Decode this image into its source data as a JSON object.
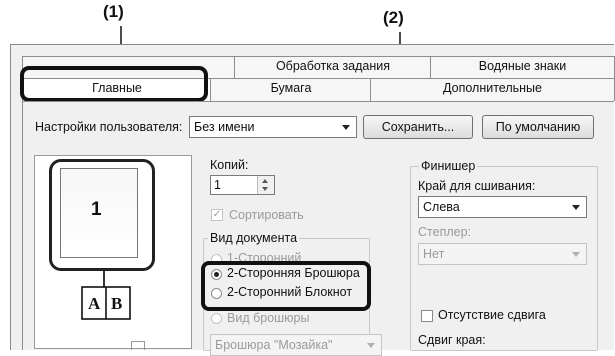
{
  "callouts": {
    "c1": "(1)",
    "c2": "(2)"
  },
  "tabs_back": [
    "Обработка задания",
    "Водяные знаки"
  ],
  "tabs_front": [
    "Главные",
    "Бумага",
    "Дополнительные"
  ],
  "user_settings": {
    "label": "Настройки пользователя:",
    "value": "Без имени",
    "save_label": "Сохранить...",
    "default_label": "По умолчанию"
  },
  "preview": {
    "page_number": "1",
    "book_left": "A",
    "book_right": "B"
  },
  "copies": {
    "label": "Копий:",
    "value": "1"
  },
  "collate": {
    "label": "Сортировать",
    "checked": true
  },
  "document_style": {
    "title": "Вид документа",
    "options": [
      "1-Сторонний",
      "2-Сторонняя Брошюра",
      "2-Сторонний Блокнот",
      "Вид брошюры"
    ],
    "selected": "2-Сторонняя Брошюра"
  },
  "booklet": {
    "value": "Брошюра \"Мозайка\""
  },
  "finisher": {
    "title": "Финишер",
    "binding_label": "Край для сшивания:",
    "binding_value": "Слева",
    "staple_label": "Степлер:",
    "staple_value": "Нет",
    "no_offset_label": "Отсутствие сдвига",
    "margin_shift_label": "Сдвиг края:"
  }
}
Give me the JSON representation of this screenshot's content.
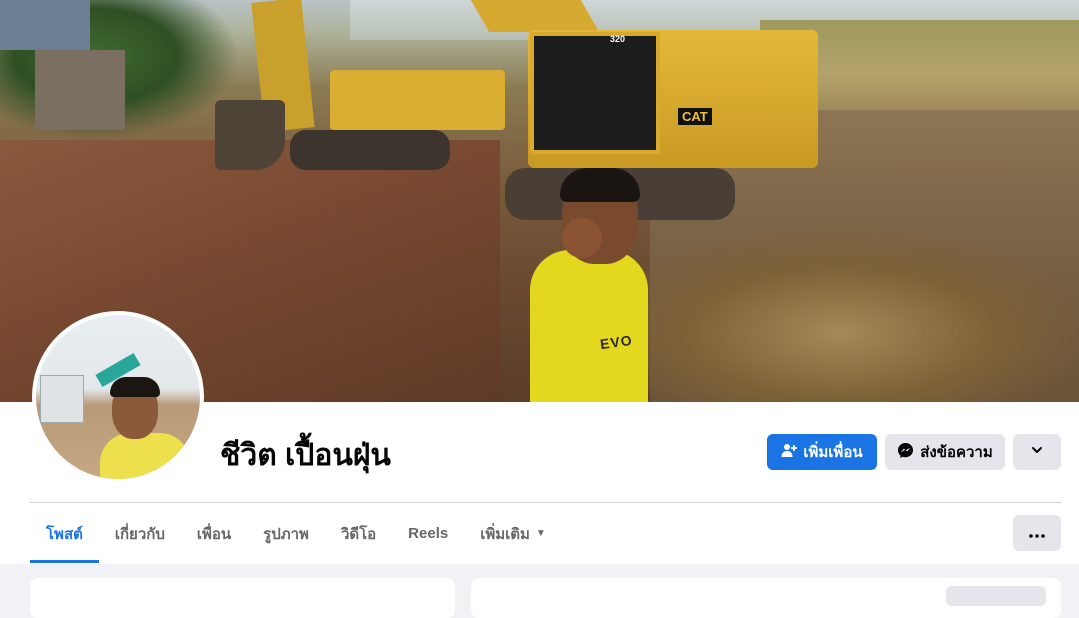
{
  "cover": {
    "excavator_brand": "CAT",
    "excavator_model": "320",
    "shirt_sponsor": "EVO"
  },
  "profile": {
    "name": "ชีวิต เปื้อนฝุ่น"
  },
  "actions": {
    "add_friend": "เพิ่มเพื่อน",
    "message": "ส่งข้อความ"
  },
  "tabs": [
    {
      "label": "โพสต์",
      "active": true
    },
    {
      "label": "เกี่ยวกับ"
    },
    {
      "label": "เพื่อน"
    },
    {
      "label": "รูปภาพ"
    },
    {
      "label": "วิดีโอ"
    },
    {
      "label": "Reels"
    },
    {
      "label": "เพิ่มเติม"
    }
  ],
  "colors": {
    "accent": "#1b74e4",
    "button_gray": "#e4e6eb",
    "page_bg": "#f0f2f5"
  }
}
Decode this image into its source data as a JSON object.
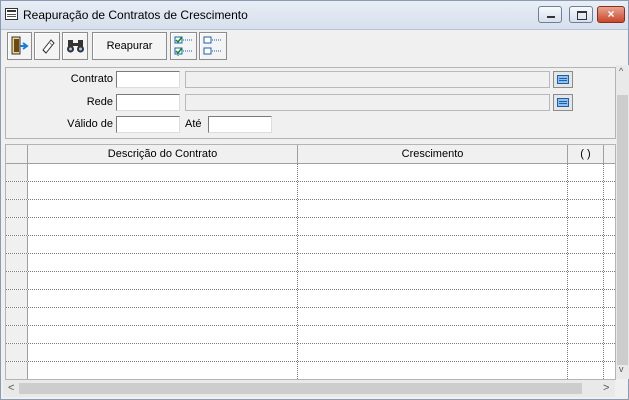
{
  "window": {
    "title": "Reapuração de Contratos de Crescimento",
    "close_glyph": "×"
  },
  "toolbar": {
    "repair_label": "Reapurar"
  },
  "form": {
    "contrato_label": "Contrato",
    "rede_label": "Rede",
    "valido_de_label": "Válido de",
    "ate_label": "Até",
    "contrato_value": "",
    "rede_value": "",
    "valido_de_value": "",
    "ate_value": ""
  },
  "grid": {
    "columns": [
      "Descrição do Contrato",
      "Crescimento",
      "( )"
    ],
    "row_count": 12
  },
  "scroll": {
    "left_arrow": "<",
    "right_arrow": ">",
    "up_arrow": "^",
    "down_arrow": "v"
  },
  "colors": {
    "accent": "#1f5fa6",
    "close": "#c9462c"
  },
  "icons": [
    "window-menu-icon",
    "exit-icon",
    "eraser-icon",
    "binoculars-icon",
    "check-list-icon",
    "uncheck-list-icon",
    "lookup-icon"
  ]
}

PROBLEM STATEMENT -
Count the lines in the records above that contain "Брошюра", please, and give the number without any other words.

REPLY TO THE TASK -
3